Acoustic Emission (AE) enables real-time monitoring of defects in polymer composites. The inherent anisotropy of composites makes signal interpretation complex. The case study reveals that failure modes of polymer composite laminates correlate with ply structure and multiple failure modes can coexist. This case study of a carbon fibre reinforced polymer composite laminate illustrates the relationship between failure mechanisms and the fabrication method of the laminate.
Microstructural changes in any material, due to mechanical stresses or conditions such as corrosion or phase-change will release elastic stress or pressure waves (acoustic waves). Acoustic Emission (AE) monitoring and testing utilizes highly sensitive transducers that convert these acoustic waves to corresponding electrical signals.

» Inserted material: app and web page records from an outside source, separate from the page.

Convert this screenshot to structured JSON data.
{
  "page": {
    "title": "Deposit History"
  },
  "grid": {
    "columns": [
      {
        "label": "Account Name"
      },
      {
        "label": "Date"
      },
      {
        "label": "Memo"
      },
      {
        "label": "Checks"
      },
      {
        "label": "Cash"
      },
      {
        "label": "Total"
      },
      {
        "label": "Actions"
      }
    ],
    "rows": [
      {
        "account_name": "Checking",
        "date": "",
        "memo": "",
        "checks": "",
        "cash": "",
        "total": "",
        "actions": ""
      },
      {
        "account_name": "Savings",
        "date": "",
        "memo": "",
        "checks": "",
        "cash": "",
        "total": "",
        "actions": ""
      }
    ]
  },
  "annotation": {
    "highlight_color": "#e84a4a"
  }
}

The frequencies of interest are typically in the ultrasound range between 20 KHz and 1 MHz. Embedded AE sensors enable micro-level, real-time monitoring of initiation and progress of damage in materials. A typical AE monitoring or test system would comprise signal detection, data acquisition, processing, and analysis units. While piezoelectric sensors are commonly used, other types of sensors include accelerometers, magnetostrictive type transducers and fibre-optic sensors.
AE testing is performed by applying a loading stimulus and monitoring progressive damage by identifying the locations, time, intensity and rate of change of AE emission sources in the sample. When AE testing is performed on anisotropic materials such as polymer composites, correlating signals to sources is challenging, since the acoustic signals do not propagate uniformly in all directions.
Polymer composites are growing in importance in infrastructure and transportation applications. AE monitoring and testing is invaluable in these cases, for real-time monitoring of mechanical integrity and quality control. Failure mechanisms in polymer composites that can be detected by AE techniques include matrix cracking, fibre break, fibre/matrix interface debonding and delamination. Each failure mode has a characteristic AE frequency range, based on which the failure mode can be analysed.
This case study of a carbon fibre reinforced polymer composite laminate illustrates the relationship between failure mechanisms and the fabrication method of the laminate. It also demonstrates the interaction between different modes of failure. The study was conducted on carbon/epoxy resin laminated composites using four different fibre/matrix layups and manufactured using compression moulding and curing. Two types of specified defects, namely a crack and a hole, were introduced into test samples. Twenty specimens of 250mm × 36mm × 4 mm size, were subjected to tensile and three-point bending tests and the spectrogram and dispersion curves from AE signals were analysed. Figure 1 shows the set-up and testing equipment. The results indicate that carbon fibre parallel to loading direction improves tensile strength, while ±45° ply is vulnerable to delamination. Further, the failure modes correlate with ply structure and multiple failure modes can co-exist.
Figure 1. (a) Sketch of tensile test set-up done on an Instron 1342 test bed and Micro-SHM AE sensors. (b) Photo of tensile test equipment shows damping rubber to reduce background signals from structure. (c) Sketch of three-point bending test set-up. (d) Photo of bending test equipment.
Xinye Liu, Xinyue Yao, Jinhui Cai, Jiusun Zeng, and Wingkong Chiu, Failure Mode Analysis of Carbon Fiber Composite Laminates by Acoustic Emission Signals, Advances in Materials Science and Engineering Volume 2021, Article ID 6611868